> [Work to complete]: Repeat exactly the lines from the one containing "Output a JSON" through the last line of the records below, both included, and nothing else.

> [Data records for software interfaces]:

***

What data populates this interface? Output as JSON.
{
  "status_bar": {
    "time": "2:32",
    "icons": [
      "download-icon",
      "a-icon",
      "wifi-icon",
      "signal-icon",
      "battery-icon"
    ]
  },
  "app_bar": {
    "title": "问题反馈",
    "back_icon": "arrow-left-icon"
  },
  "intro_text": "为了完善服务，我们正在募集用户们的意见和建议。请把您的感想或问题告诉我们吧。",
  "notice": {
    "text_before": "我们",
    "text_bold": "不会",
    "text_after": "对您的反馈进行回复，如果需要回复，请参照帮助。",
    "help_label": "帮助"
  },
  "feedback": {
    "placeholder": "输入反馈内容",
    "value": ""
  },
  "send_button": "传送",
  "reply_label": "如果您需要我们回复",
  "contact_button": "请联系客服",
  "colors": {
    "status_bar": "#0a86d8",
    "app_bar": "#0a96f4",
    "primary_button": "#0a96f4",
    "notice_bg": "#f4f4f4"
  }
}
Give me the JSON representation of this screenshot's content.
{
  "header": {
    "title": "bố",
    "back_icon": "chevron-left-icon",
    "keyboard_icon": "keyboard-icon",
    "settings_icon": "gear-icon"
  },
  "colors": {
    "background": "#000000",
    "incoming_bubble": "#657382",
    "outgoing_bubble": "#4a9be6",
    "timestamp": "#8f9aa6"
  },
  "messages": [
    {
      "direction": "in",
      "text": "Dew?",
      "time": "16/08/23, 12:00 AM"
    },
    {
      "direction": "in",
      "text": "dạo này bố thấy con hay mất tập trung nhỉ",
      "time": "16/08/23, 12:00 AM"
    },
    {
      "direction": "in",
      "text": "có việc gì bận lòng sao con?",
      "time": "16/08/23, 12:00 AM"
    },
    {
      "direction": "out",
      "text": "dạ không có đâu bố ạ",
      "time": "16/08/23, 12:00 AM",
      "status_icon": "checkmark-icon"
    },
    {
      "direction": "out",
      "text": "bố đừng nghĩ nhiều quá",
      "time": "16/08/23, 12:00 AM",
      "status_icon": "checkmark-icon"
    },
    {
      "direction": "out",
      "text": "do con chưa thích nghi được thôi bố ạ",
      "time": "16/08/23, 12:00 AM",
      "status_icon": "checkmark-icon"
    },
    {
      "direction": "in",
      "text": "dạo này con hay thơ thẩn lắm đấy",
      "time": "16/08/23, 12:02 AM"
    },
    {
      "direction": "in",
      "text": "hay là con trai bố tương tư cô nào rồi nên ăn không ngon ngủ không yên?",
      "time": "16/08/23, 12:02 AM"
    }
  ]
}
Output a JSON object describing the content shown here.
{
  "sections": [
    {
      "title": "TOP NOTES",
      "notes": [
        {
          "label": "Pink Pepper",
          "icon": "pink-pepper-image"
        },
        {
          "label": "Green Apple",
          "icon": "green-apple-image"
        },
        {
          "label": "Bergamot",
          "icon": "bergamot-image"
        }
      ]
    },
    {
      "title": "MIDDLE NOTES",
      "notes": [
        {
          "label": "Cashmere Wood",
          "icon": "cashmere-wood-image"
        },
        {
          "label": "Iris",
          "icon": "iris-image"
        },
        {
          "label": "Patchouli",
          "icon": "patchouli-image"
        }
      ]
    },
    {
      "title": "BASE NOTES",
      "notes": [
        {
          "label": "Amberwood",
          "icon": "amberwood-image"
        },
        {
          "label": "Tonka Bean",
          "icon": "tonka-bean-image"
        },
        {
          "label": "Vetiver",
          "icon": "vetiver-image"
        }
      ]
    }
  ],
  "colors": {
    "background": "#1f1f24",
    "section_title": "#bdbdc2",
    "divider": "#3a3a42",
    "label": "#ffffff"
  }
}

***

> [Answer section]:
Output a JSON object describing the content shown here.
{
  "sections": [
    {
      "title": "TOP NOTES",
      "notes": [
        {
          "label": "Pink Pepper",
          "icon": "pink-pepper-image"
        },
        {
          "label": "Green Apple",
          "icon": "green-apple-image"
        },
        {
          "label": "Bergamot",
          "icon": "bergamot-image"
        }
      ]
    },
    {
      "title": "MIDDLE NOTES",
      "notes": [
        {
          "label": "Cashmere Wood",
          "icon": "cashmere-wood-image"
        },
        {
          "label": "Iris",
          "icon": "iris-image"
        },
        {
          "label": "Patchouli",
          "icon": "patchouli-image"
        }
      ]
    },
    {
      "title": "BASE NOTES",
      "notes": [
        {
          "label": "Amberwood",
          "icon": "amberwood-image"
        },
        {
          "label": "Tonka Bean",
          "icon": "tonka-bean-image"
        },
        {
          "label": "Vetiver",
          "icon": "vetiver-image"
        }
      ]
    }
  ],
  "colors": {
    "background": "#1f1f24",
    "section_title": "#bdbdc2",
    "divider": "#3a3a42",
    "label": "#ffffff"
  }
}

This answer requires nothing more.